## DESCRIPTION OF THE TASK
Go through the data below and gather each line containing "time".

Extracted data entries:
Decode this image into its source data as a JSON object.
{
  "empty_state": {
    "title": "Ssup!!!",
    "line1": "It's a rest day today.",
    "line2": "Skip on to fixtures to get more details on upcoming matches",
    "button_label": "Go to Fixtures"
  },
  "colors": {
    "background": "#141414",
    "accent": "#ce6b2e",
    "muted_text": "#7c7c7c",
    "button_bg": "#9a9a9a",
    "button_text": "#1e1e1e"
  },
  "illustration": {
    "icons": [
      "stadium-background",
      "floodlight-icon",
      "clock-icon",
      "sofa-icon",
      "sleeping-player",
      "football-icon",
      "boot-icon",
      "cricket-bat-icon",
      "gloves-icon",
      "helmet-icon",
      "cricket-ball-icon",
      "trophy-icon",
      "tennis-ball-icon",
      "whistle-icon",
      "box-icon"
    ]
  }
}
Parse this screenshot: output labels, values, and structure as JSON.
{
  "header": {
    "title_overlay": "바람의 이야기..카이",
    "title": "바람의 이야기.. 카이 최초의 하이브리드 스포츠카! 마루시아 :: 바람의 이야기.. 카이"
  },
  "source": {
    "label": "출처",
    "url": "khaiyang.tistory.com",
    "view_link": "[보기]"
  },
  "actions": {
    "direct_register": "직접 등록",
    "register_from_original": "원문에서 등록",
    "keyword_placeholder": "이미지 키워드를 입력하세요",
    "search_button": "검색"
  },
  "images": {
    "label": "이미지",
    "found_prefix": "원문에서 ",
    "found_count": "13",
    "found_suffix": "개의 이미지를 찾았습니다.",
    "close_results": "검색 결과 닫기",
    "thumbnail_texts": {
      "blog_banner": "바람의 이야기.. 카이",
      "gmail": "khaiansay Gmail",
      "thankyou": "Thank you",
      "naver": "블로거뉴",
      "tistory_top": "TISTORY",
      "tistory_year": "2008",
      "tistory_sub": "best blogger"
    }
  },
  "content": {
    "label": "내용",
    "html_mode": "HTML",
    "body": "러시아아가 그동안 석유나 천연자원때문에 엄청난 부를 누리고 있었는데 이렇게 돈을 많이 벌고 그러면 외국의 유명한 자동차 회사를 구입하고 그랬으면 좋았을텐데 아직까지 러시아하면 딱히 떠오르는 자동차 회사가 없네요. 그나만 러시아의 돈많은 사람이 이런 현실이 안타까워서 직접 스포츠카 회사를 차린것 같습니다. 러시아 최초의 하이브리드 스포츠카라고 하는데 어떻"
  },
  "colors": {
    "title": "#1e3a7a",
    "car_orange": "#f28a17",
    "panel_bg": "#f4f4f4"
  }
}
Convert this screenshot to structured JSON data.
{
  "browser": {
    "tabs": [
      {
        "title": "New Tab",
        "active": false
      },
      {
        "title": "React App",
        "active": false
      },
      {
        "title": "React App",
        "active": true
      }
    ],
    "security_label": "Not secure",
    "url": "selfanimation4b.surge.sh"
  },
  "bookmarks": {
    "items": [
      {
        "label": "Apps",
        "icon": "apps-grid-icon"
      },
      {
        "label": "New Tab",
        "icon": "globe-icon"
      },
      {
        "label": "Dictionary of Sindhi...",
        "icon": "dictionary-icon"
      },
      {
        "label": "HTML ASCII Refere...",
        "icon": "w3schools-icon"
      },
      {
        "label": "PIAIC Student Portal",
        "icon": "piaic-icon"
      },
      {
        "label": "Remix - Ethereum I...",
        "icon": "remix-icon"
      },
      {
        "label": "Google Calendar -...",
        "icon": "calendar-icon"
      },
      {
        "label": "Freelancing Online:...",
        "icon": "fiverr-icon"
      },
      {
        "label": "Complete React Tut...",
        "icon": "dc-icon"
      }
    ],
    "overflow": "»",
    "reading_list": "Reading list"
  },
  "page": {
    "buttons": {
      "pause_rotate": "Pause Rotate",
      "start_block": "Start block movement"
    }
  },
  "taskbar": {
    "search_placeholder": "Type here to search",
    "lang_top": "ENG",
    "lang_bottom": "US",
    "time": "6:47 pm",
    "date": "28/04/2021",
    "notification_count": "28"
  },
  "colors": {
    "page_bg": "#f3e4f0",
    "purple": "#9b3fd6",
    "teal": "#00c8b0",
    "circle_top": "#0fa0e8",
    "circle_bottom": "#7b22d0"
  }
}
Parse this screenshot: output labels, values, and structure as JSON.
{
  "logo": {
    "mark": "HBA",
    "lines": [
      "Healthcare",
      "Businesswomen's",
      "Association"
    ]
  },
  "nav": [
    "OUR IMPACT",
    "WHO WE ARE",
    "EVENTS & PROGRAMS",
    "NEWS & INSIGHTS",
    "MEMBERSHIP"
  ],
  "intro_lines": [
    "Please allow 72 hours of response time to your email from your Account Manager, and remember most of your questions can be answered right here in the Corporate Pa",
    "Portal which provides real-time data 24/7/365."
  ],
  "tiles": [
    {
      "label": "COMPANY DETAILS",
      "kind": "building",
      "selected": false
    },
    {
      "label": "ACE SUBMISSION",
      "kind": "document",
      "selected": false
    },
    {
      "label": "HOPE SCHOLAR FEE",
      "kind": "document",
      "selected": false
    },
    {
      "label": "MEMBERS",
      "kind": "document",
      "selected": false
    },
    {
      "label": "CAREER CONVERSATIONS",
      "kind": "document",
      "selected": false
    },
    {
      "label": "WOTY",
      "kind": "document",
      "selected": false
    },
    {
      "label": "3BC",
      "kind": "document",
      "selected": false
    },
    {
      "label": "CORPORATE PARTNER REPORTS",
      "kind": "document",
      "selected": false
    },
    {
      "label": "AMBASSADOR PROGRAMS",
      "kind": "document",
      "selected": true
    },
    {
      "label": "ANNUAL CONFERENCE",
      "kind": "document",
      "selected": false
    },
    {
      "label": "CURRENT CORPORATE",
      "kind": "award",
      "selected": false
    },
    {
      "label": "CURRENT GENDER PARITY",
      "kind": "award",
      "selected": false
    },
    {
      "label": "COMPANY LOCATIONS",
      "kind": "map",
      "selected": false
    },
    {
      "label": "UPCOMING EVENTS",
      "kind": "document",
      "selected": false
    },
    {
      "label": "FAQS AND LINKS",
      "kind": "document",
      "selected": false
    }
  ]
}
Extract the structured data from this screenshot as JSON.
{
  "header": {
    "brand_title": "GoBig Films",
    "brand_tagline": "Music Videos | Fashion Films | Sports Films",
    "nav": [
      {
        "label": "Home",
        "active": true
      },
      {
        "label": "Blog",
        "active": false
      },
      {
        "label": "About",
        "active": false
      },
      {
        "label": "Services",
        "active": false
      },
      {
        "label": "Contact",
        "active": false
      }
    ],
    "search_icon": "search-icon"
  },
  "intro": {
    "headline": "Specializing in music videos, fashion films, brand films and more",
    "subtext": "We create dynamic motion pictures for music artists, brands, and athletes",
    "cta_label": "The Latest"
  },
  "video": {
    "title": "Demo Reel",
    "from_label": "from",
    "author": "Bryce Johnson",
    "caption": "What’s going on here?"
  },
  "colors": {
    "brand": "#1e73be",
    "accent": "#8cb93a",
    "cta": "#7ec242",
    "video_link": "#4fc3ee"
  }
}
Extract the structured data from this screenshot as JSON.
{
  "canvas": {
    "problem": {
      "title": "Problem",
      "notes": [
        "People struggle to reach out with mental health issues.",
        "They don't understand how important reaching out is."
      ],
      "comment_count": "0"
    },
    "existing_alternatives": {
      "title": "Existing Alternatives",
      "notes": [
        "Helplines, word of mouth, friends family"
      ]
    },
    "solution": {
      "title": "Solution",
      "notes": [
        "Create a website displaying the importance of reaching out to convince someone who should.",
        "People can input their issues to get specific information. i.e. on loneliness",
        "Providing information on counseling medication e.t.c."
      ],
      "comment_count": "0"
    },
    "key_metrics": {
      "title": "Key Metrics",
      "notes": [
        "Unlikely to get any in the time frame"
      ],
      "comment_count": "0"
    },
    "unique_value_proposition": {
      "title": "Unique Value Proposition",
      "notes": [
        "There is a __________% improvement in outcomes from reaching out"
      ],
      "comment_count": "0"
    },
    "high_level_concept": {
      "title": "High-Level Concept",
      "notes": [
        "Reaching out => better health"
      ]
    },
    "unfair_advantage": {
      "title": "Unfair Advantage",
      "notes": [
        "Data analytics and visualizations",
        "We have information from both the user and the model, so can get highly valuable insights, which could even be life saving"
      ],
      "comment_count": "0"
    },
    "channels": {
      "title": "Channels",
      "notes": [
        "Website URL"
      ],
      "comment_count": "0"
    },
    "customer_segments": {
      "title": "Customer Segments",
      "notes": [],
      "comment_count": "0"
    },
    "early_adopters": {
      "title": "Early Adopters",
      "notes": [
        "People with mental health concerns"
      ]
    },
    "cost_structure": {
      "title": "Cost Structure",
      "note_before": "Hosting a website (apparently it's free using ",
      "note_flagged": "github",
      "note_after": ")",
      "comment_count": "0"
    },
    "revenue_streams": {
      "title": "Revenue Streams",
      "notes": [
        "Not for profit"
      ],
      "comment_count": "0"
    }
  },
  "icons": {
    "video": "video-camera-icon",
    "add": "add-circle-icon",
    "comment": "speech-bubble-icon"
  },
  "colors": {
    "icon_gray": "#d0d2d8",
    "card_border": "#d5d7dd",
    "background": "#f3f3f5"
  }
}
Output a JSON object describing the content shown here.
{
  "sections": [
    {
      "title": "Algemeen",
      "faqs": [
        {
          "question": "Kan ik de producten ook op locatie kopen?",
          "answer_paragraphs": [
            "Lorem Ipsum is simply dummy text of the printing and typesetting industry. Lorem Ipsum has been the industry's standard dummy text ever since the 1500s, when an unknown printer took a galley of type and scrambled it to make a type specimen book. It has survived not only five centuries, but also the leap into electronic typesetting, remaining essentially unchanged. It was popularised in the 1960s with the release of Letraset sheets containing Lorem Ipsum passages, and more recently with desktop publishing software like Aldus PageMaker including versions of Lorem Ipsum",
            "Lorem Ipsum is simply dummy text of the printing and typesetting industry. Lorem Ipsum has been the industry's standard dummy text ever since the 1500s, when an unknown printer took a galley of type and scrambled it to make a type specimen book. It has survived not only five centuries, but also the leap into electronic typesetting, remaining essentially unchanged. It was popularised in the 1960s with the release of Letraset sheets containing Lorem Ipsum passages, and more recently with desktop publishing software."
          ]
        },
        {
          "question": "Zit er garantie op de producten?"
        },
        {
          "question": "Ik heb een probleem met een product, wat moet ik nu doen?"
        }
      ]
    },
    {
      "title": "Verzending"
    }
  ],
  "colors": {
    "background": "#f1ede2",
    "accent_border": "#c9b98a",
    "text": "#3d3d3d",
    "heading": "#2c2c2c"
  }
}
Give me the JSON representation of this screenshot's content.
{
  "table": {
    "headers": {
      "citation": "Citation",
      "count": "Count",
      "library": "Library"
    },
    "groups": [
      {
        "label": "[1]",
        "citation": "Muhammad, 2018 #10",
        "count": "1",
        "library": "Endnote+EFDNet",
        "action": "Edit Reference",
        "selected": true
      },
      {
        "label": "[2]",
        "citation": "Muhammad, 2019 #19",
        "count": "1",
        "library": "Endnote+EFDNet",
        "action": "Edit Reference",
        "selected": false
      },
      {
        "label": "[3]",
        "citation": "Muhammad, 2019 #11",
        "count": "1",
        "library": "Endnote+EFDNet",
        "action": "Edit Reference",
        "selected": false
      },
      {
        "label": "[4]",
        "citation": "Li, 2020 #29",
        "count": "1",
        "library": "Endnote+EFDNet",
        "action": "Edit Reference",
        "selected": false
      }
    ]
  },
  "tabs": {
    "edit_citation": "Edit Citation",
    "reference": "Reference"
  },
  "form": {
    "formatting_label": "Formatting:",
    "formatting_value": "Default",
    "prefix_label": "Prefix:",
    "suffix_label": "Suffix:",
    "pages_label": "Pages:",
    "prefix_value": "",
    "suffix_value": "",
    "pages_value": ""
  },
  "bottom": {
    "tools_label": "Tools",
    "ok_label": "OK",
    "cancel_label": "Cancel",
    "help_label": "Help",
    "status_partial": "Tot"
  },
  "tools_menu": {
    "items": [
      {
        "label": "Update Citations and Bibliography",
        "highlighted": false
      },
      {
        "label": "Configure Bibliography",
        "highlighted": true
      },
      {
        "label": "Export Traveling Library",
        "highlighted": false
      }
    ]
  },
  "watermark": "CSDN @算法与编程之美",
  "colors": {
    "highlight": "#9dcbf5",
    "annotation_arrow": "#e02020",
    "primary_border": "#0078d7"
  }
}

## TASK RESPONSE
    "time": "6:47 pm",
    "Please allow 72 hours of response time to your email from your Account Manager, and remember most of your questions can be answered right here in the Corporate Pa",
    "Portal which provides real-time data 24/7/365."
        "Unlikely to get any in the time frame"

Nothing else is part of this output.